● **Records for the task**
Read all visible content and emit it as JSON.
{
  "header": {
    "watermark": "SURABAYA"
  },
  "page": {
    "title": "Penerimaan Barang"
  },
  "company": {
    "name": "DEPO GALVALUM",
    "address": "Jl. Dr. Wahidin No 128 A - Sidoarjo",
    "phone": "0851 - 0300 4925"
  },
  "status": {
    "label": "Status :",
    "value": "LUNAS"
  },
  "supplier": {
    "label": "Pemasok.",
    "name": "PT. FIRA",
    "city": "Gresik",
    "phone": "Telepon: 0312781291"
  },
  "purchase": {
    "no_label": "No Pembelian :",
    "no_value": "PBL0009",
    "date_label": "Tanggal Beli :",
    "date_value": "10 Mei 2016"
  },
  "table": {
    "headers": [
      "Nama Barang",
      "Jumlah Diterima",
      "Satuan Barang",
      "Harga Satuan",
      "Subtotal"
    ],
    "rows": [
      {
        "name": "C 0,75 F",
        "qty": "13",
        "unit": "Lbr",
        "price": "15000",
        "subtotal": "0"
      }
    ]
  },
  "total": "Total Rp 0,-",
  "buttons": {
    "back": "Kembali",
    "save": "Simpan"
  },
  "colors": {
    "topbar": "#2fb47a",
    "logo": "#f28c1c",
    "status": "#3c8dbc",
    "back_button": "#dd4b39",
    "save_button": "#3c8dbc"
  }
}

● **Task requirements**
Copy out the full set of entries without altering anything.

● **Result of this task**
Read all visible content and emit it as JSON.
{
  "header": {
    "watermark": "SURABAYA"
  },
  "page": {
    "title": "Penerimaan Barang"
  },
  "company": {
    "name": "DEPO GALVALUM",
    "address": "Jl. Dr. Wahidin No 128 A - Sidoarjo",
    "phone": "0851 - 0300 4925"
  },
  "status": {
    "label": "Status :",
    "value": "LUNAS"
  },
  "supplier": {
    "label": "Pemasok.",
    "name": "PT. FIRA",
    "city": "Gresik",
    "phone": "Telepon: 0312781291"
  },
  "purchase": {
    "no_label": "No Pembelian :",
    "no_value": "PBL0009",
    "date_label": "Tanggal Beli :",
    "date_value": "10 Mei 2016"
  },
  "table": {
    "headers": [
      "Nama Barang",
      "Jumlah Diterima",
      "Satuan Barang",
      "Harga Satuan",
      "Subtotal"
    ],
    "rows": [
      {
        "name": "C 0,75 F",
        "qty": "13",
        "unit": "Lbr",
        "price": "15000",
        "subtotal": "0"
      }
    ]
  },
  "total": "Total Rp 0,-",
  "buttons": {
    "back": "Kembali",
    "save": "Simpan"
  },
  "colors": {
    "topbar": "#2fb47a",
    "logo": "#f28c1c",
    "status": "#3c8dbc",
    "back_button": "#dd4b39",
    "save_button": "#3c8dbc"
  }
}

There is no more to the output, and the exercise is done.